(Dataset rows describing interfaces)
* * *

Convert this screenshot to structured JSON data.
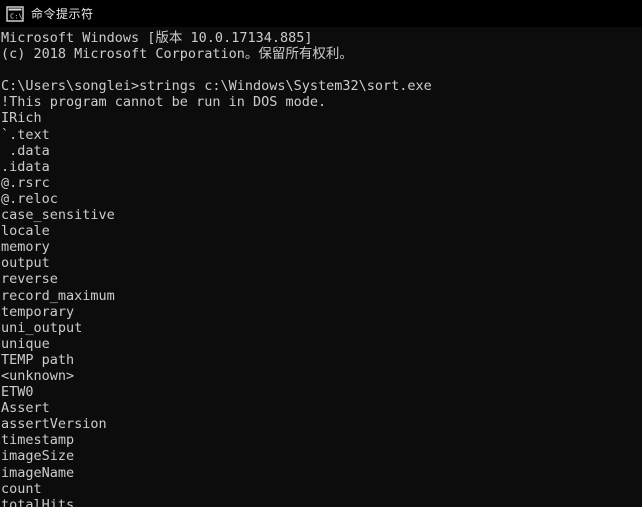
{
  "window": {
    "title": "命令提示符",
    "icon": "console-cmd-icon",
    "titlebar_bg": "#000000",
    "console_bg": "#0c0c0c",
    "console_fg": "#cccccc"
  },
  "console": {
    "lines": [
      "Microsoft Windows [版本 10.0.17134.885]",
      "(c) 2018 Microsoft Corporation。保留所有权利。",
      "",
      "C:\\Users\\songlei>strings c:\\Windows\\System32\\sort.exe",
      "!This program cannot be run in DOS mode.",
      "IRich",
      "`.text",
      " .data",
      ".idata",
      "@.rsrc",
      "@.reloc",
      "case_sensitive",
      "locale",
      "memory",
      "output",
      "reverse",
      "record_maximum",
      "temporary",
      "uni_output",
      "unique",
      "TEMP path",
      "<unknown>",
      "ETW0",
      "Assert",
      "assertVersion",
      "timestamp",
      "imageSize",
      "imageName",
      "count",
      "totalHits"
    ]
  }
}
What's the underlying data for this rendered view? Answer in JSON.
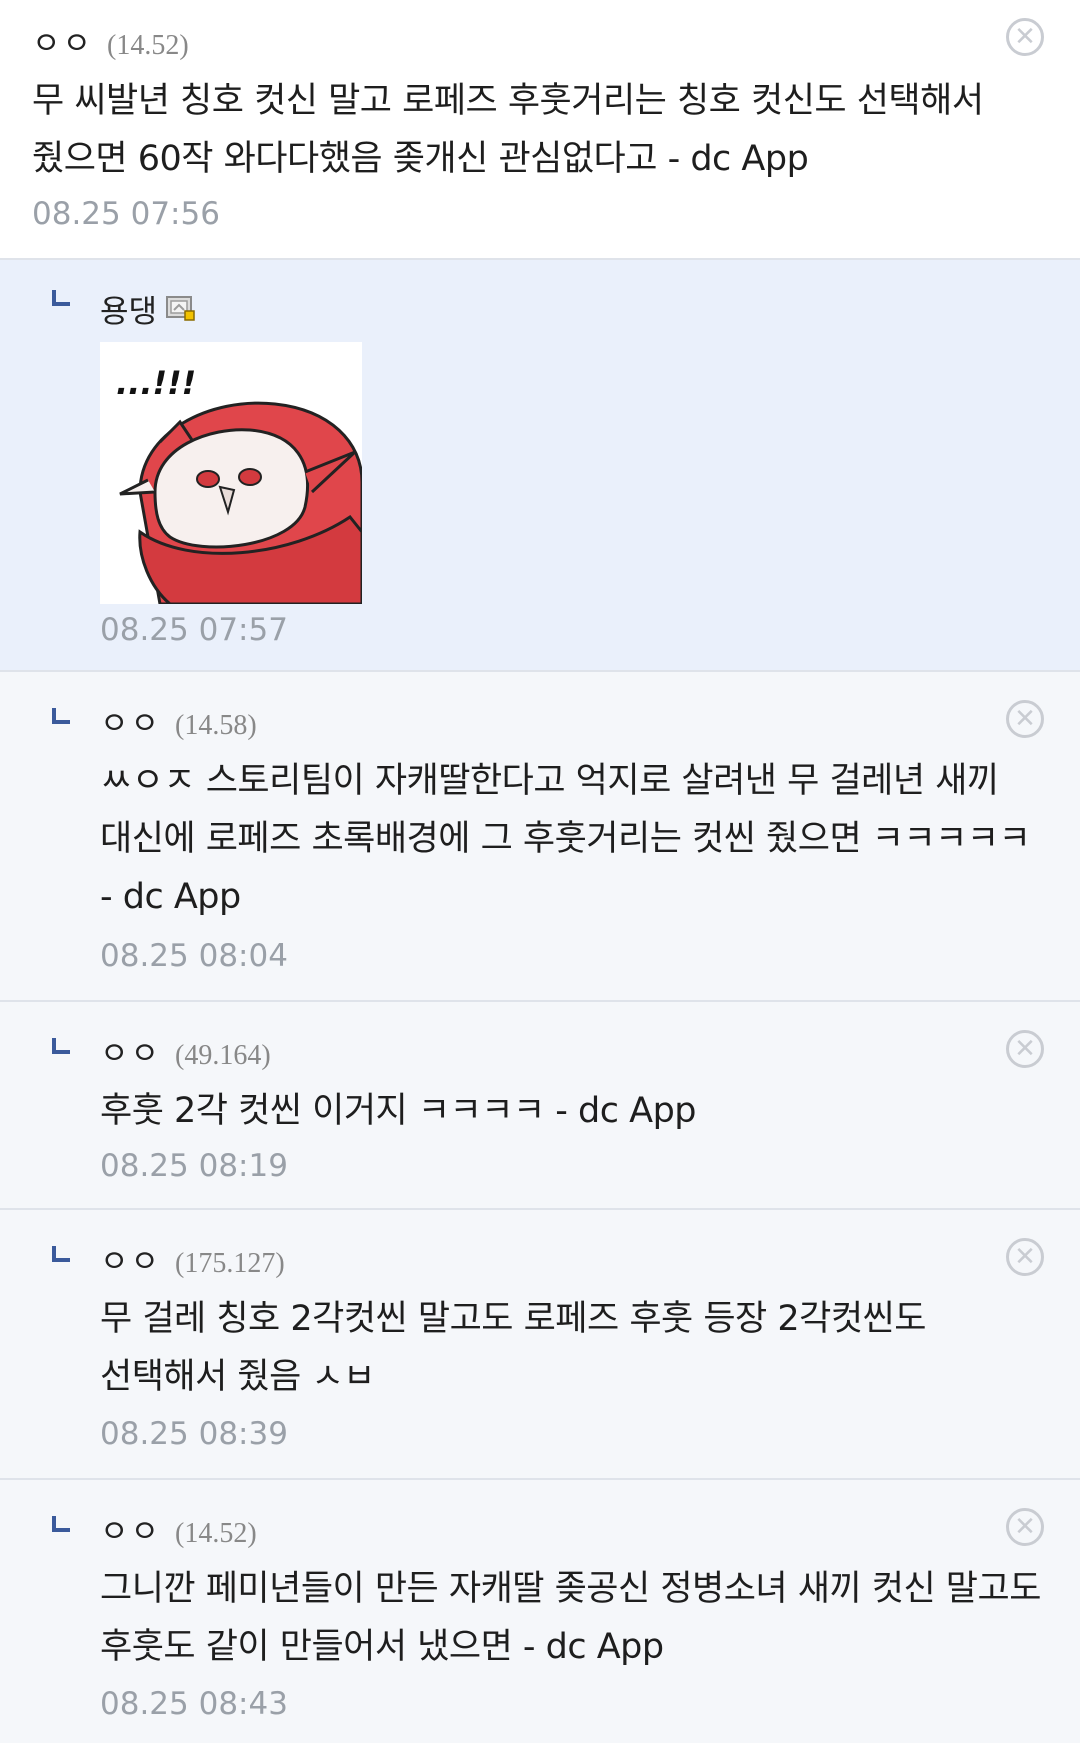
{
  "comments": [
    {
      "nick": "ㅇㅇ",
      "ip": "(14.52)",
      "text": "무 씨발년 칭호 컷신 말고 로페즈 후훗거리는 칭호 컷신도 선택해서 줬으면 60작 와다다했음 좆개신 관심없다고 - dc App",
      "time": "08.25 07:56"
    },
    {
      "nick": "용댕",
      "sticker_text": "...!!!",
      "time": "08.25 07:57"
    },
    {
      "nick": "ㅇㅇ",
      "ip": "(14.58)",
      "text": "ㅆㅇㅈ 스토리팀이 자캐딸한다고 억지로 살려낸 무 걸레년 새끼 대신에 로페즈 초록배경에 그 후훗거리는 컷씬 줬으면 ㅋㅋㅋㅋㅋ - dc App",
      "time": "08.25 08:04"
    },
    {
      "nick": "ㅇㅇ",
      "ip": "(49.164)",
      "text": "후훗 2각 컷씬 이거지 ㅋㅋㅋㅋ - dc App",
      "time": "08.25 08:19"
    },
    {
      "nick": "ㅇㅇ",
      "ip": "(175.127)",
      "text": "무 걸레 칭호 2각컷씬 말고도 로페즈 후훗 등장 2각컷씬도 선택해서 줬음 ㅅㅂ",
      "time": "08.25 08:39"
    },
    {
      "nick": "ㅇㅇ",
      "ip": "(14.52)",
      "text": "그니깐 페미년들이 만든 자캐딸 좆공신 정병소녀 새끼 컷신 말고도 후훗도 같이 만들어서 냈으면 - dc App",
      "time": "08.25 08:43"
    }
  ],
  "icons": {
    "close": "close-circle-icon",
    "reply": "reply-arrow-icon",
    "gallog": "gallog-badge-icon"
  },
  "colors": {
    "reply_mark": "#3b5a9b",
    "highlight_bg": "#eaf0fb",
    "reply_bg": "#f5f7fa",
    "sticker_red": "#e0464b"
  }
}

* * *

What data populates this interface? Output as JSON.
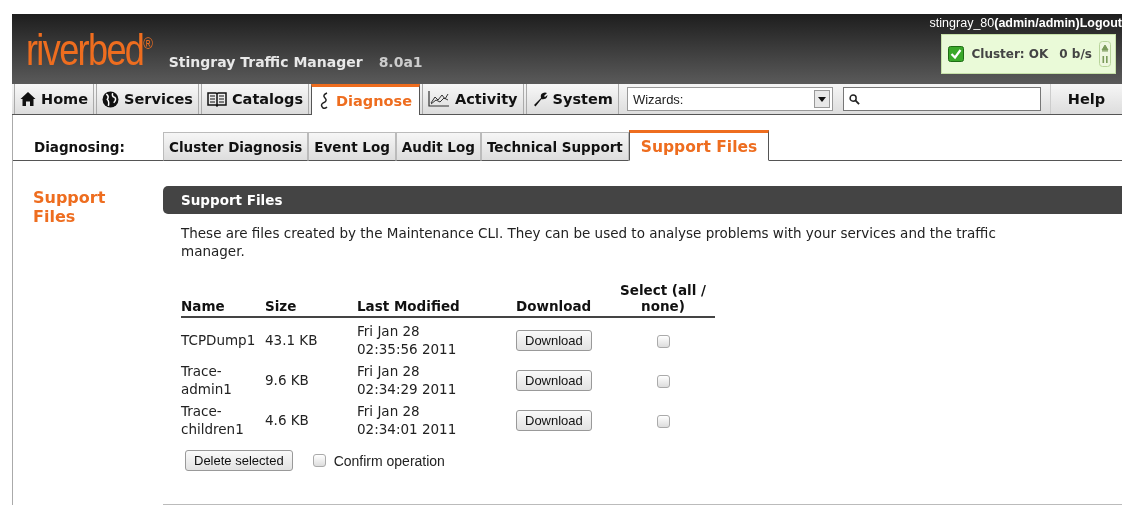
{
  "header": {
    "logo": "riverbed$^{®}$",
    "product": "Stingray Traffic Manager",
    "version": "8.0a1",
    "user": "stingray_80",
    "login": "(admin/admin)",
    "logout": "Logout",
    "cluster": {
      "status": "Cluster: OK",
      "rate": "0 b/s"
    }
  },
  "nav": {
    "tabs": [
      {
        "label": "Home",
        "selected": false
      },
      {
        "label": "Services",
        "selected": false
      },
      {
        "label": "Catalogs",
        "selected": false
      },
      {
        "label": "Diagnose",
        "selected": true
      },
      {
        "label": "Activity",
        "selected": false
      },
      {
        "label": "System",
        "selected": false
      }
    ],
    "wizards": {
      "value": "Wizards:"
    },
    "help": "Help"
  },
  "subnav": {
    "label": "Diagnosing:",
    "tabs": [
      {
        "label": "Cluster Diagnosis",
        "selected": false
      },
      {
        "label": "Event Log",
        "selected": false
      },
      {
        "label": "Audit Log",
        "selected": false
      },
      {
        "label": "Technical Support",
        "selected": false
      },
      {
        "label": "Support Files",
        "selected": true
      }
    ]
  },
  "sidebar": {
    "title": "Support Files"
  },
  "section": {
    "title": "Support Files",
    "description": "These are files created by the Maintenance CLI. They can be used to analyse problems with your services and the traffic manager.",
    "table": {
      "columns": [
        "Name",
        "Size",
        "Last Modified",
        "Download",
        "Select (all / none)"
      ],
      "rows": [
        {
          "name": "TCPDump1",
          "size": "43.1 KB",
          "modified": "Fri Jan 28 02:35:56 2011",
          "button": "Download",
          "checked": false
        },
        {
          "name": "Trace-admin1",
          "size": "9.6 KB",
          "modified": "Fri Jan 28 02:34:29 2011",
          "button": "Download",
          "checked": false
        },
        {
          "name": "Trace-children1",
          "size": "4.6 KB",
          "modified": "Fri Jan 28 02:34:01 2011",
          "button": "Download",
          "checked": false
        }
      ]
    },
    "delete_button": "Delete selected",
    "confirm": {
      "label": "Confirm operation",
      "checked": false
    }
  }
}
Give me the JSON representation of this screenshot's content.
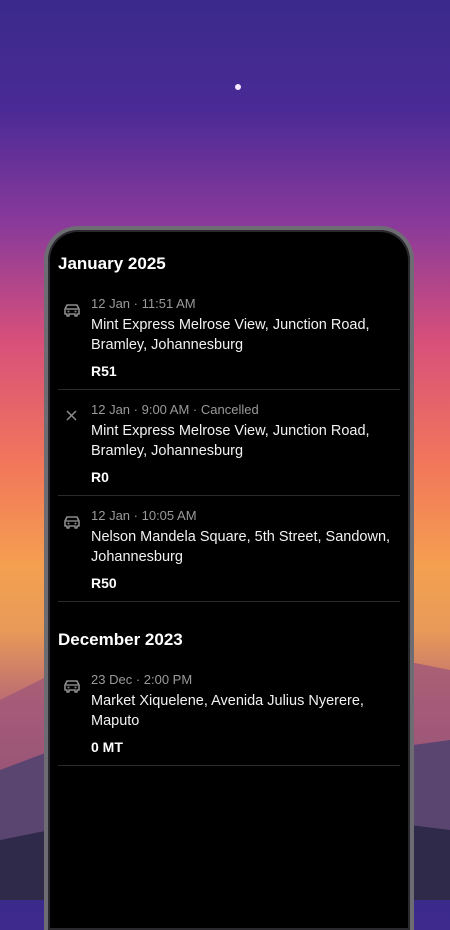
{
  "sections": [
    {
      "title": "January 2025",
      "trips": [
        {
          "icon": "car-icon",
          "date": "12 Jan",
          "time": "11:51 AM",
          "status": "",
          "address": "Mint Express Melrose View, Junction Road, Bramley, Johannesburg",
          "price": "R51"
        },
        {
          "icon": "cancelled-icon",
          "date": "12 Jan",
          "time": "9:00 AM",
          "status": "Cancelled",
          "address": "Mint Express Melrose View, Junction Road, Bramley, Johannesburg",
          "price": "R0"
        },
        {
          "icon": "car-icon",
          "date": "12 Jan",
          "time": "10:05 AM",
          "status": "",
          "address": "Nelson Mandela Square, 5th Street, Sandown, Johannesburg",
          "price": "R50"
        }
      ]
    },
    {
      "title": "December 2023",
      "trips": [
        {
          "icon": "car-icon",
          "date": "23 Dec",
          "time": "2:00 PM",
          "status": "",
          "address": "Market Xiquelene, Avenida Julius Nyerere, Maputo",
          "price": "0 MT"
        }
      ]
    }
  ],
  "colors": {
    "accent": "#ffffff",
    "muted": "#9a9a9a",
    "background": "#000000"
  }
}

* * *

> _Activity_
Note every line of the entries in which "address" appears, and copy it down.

> _The completed task_
          "address": "Mint Express Melrose View, Junction Road, Bramley, Johannesburg",
          "address": "Mint Express Melrose View, Junction Road, Bramley, Johannesburg",
          "address": "Nelson Mandela Square, 5th Street, Sandown, Johannesburg",
          "address": "Market Xiquelene, Avenida Julius Nyerere, Maputo",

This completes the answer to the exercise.